One problem with this was demonstrated by an investigation in which a heterosexually attracted journalist signed himself in to reparative therapy, claiming to be seeking treatment for homosexuality. Apart from lying about his sexual attractions, the journalist was honest in filling out an initial assessment and answering the therapist's questions. By the end of the first session he was told that his (non-existent) same-sex attractions were caused by a problem in his relationship with his same-sex parent. The narrative was projected onto the client regardless of the fact that he was a straight man who had a perfectly normal relationship with his dad.
This doesn't surprise me. In the years that I've been studying and writing about faith and sexuality, I've encountered a number of people who have had experience with this kind of therapy. Some have ultimately embraced the narrative presented, others have rejected it. I know of several cases where people insisted that they didn't have a poor relationship with their same sex parent, and where they were repeatedly told that they were in denial, refusing to co-operate, or failing to dig deep enough. I know of one case in which a young woman was told that all lesbians are the victims of childhood sexual abuse, and when she insisted that she had never been abused, the counselor tried to convince her that she had in fact been molested but had suppressed the memory. In some cases where people have embraced the reparative therapy narrative, the “childhood wounds” that allegedly caused their SSA are really just perfectly normal events that happen to every child, like feeling scared or abandoned the first time their mom left them overnight in the care of another adult.
That's not to say that no gay men have actually been rejected, bullied, mistreated or neglected by their fathers – nor that those who have been are merely inventing their experience in order to please a therapist. Men who have really suffered from paternal rejection do tend to find reparative therapy helpful, but they don't tend to find that it eliminates their same-sex attractions.

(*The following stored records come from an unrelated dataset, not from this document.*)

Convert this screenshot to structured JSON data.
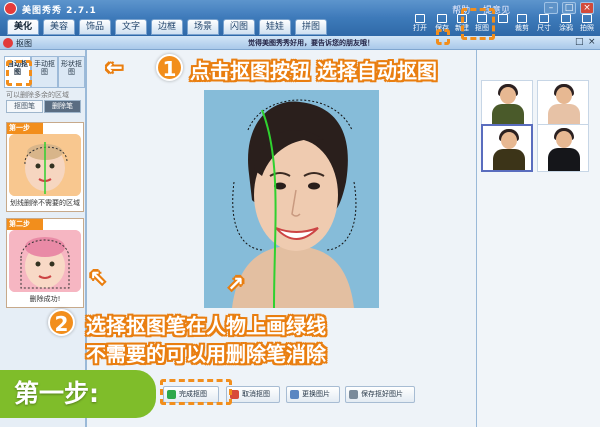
{
  "app": {
    "title": "美图秀秀 2.7.1",
    "links": [
      "帮助",
      "提意见"
    ],
    "controls": [
      "–",
      "□",
      "×"
    ]
  },
  "menu_tabs": [
    "美化",
    "美容",
    "饰品",
    "文字",
    "边框",
    "场景",
    "闪图",
    "娃娃",
    "拼图"
  ],
  "toolbar": [
    "打开",
    "保存",
    "新建",
    "抠图",
    "",
    "裁剪",
    "尺寸",
    "涂鸦",
    "拍照"
  ],
  "subwindow": {
    "title": "抠图",
    "promo": "觉得美图秀秀好用，要告诉您的朋友哦！",
    "controls": [
      "□",
      "×"
    ]
  },
  "left_panel": {
    "tabs": [
      "自动抠图",
      "手动抠图",
      "形状抠图"
    ],
    "hint": "可以删除多余的区域",
    "brushes": [
      "抠图笔",
      "删除笔"
    ],
    "steps": [
      {
        "head": "第一步",
        "caption": "划线删除不需要的区域"
      },
      {
        "head": "第二步",
        "caption": "删除成功!"
      }
    ]
  },
  "annotations": {
    "step1_num": "1",
    "step1_text": "点击抠图按钮 选择自动抠图",
    "step2_num": "2",
    "step2_line1": "选择抠图笔在人物上画绿线",
    "step2_line2": "不需要的可以用删除笔消除",
    "banner": "第一步:"
  },
  "bottom_buttons": [
    "完成抠图",
    "取消抠图",
    "更换图片",
    "保存抠好图片"
  ],
  "colors": {
    "accent_orange": "#f28e1c",
    "banner_green": "#7fbd2a",
    "title_blue": "#3f7bbb"
  }
}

I've never been to reparative therapy, but I have been involved in forms of healing prayer and informal counselling that involve trying to resolve present problems by healing and forgiving the past. I recall in one session being told that I should pray for God to give me an image, an emotion, a memory, something that would lead me back to the moment when a particular vice had taken root in my soul. I prayed, and I prayed earnestly, but nothing. The woman leading the prayer continued to encourage me, and it became increasingly socially awkward to deny that I was receiving any kind of deep insight or inspiration. Eventually I began to grasp at the nearest thing that looked like a plausible explanation, and offered that. We prayed over that wound, and moved on.

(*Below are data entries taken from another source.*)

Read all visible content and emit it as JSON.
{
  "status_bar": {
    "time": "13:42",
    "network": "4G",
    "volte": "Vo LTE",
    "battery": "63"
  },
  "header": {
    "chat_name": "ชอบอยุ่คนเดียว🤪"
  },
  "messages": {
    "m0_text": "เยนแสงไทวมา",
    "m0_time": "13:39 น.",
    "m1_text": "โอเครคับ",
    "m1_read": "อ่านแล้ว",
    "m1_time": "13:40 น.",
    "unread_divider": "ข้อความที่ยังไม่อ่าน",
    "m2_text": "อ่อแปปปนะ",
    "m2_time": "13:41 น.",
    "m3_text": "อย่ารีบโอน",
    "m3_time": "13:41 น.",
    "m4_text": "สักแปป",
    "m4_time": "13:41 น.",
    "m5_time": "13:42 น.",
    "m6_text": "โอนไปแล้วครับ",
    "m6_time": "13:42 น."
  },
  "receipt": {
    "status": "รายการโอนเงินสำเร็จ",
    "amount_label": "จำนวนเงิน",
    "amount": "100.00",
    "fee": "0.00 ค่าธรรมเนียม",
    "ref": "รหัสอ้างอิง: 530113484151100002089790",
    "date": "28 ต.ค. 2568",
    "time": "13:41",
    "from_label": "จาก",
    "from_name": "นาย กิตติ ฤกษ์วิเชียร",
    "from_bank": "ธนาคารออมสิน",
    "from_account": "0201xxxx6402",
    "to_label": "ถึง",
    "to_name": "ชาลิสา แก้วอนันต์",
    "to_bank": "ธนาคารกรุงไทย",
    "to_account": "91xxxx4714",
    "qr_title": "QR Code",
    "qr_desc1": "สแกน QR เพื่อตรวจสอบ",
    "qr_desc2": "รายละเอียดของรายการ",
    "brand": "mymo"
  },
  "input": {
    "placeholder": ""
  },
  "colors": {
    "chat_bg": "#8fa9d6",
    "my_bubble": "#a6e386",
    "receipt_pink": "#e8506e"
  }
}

I know that in counselling this kind of thing happens all the time, and that when it happens with a client who is less habitually analytical the narrative is often adopted as true. This means that if a reparative therapist has worked with a large group of clients, and has the experience of repeatedly leading his clients to a discovery of a father wound, that doesn't necessarily mean that the father wound has any kind of objective existence outside of the therapeutic process. The therapist thus ends up unintentionally exagerrating the number of clients who had poor relationships with their same-sex parents.